    0
    Thank you BrownOut and Shteii01 helping :)
    I should focus more researching to get more clear function of the stage that I should using the circuit, too bad I only can use bjt in the circuit to made amplifier. But BrownOut is that possible to amplify the 10mV input to 2V like 200 times larger than the original input, if like that the amplify could be very big, what if I put 1V I could support a house voltage usage 200v in Malaysia :x
    Is the current gain could reduce the size of the amplifier require?
     
  13. Ksin301

    Thread Starter New Member

    Jun 11, 2014
    11
    0
    Cool shteii01, I dont even know that the multistage circuit should start design from behind, I should try right now :).. btw thank alot guys :), I got alot of confusion when I doing Analog circuit design, my lecturer slides or notes dont even cover the brief of multistage circuit that why I got quite fail in my design :X, I would improve that ASAP :p
     
  14. shteii01
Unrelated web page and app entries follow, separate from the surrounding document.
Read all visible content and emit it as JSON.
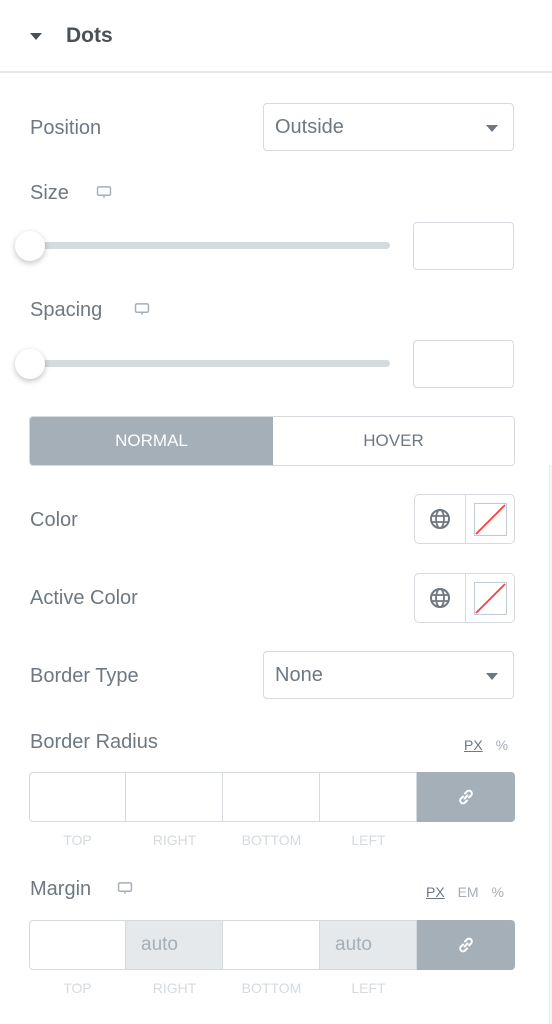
{
  "section": {
    "title": "Dots",
    "expanded": true
  },
  "position": {
    "label": "Position",
    "value": "Outside"
  },
  "size": {
    "label": "Size",
    "responsive_icon": "desktop-icon",
    "value": "",
    "slider_fraction": 0
  },
  "spacing": {
    "label": "Spacing",
    "responsive_icon": "desktop-icon",
    "value": "",
    "slider_fraction": 0
  },
  "state_tabs": [
    {
      "label": "NORMAL",
      "active": true
    },
    {
      "label": "HOVER",
      "active": false
    }
  ],
  "color": {
    "label": "Color",
    "global_icon": "globe-icon",
    "swatch": "none"
  },
  "active_color": {
    "label": "Active Color",
    "global_icon": "globe-icon",
    "swatch": "none"
  },
  "border_type": {
    "label": "Border Type",
    "value": "None"
  },
  "border_radius": {
    "label": "Border Radius",
    "units": [
      "PX",
      "%"
    ],
    "selected_unit": "PX",
    "fields": [
      {
        "label": "TOP",
        "value": "",
        "placeholder": ""
      },
      {
        "label": "RIGHT",
        "value": "",
        "placeholder": ""
      },
      {
        "label": "BOTTOM",
        "value": "",
        "placeholder": ""
      },
      {
        "label": "LEFT",
        "value": "",
        "placeholder": ""
      }
    ],
    "link_icon": "link-icon"
  },
  "margin": {
    "label": "Margin",
    "responsive_icon": "desktop-icon",
    "units": [
      "PX",
      "EM",
      "%"
    ],
    "selected_unit": "PX",
    "fields": [
      {
        "label": "TOP",
        "value": "",
        "placeholder": ""
      },
      {
        "label": "RIGHT",
        "value": "",
        "placeholder": "auto"
      },
      {
        "label": "BOTTOM",
        "value": "",
        "placeholder": ""
      },
      {
        "label": "LEFT",
        "value": "",
        "placeholder": "auto"
      }
    ],
    "link_icon": "link-icon"
  },
  "colors": {
    "accent_grey": "#a4afb7",
    "text": "#6d7882",
    "border": "#d5dadf",
    "swatch_none": "#ff3b3b"
  }
}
    AAC Fanatic!

    Feb 19, 2010
    3,392
    497
    10 mV to 2 V is not the problem.
    Why?
    Because your "rails" are 0 volts and 12 volts. As long as your output (in your case 2 volts peak to peak) is inside the "rails", you have no problem.
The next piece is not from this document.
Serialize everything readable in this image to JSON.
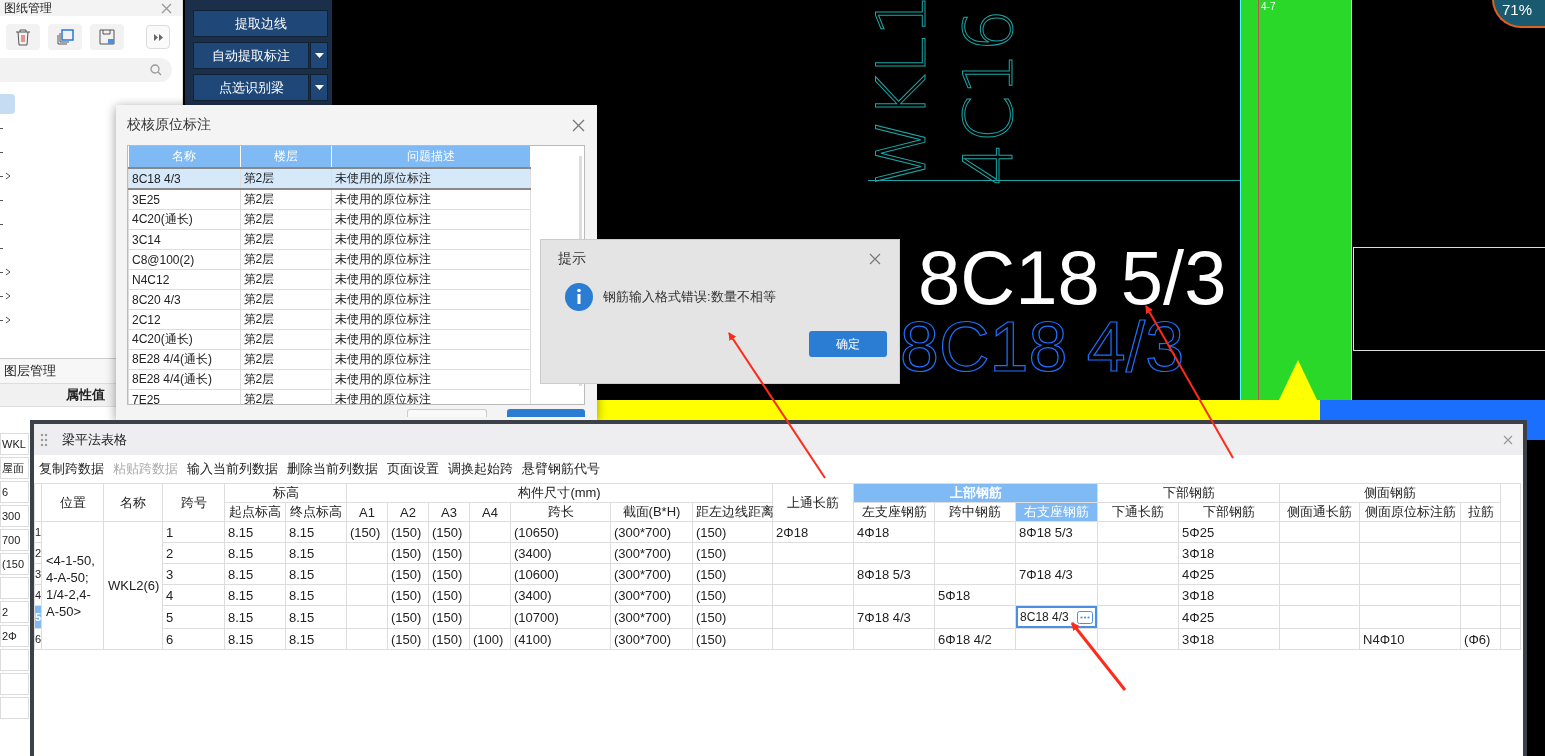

    However, remember that we are not working with "ideal" devices. In real life you are unlikely to actually reach the rails. I would not be surprised if the best you can get is output of say 8 or 9 volts. So you would input a wave 10 mV peak to peak and get out 8 volts peak to peak.

    Also. In case you have not noticed yet and Eric pointed out, your rails are 0 volts and 12 volts, you need to bias your transistor so that the signal is oscillating about the 6 volts DC level. To put it into number:
    You input is 10 mV peak to peak.
    You output from the buffer should be a wave from 5.995 volts to 6.005 volts.
    This wave then goes into amplifier, what comes out of amplifier is a wave from 5 volts to 7 volts.
    Remember what I said about your "rails"?
    Your lowest rails is 0 volts.
    Your highest rail is 12 volts.
    You lowest output is 5 volts.
    Your highest output is 7 volts.
    You never reach the rails, the limits.
     
    Ksin301 likes this.
  15. shteii01
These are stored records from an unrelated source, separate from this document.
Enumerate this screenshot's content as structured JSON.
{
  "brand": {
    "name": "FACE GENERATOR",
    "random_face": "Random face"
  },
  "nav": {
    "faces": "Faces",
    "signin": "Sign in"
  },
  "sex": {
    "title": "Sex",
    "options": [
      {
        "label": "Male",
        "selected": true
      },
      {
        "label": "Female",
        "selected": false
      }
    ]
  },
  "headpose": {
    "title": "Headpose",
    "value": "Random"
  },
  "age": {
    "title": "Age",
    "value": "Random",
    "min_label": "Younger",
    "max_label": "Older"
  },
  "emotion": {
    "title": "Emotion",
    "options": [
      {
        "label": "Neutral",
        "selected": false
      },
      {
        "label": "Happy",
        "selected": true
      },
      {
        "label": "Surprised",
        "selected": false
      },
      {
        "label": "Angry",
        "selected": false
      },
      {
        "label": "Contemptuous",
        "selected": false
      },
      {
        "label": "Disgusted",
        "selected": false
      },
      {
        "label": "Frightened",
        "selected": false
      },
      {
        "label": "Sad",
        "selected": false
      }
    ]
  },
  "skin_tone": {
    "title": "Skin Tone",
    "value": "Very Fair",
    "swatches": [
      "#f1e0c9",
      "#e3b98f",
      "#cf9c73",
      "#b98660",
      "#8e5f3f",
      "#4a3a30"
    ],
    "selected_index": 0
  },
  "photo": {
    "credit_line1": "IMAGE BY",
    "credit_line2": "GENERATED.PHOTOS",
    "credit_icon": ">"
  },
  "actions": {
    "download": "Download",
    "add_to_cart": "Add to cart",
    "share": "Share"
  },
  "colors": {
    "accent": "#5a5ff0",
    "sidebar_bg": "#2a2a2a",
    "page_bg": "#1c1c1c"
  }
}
    AAC Fanatic!

    Feb 19, 2010
    3,392
    497
    You could cut out the output stage and work from speaker-amplifier-buffer. I know you need 3 stages, but with this two stages you can actually get hands on design experience and then work on the 3 stage circuit.
     
    Ksin301 likes this.
  16. Brownout

    Well-Known Member

    Jan 10, 2012
    2,375
    998
    Now that you know what your buffer is supposed to do, do you see a key requirement missing from your assignment?
     
    Ksin301 likes this.
  17. Ksin301

    Thread Starter New Member

    Jun 11, 2014
    11
    0
    Yea I think I could point the missing part :)
    1. The buffer amplifier.
    2. bias the transistor so that the circuit can oscillating about 6 DC volts and put in the number to recalculate the resistor values.
    3. Re-analysis the circuit from backward.

    I will try it and get an improve circuit and got your guys opinion and advice soon :)
    Thank for the help guys :)
     
  18. Brownout

    Well-Known Member

    Jan 10, 2012
    2,375
    998
    Not quite. Remember I said the buffer matches something to something. One of those something's is missing from your requirements.
     
  19. Ksin301

    Thread Starter New Member

    Jun 11, 2014
    11
    0
    Oh ya, the source impedance and the input impedance of the gain stage!
     
  20. Brownout

    Well-Known Member

    Jan 10, 2012
    2,375
    998
    The input impedance of the gain stage is something you will decide. This will typically be a reiterative process as you match interstage impedances. However, you are right about source impedance. Real sources have impedances, which is why you need a buffer stage. So, always make sure your requirements are fully specified before you start designing.
     
Loading...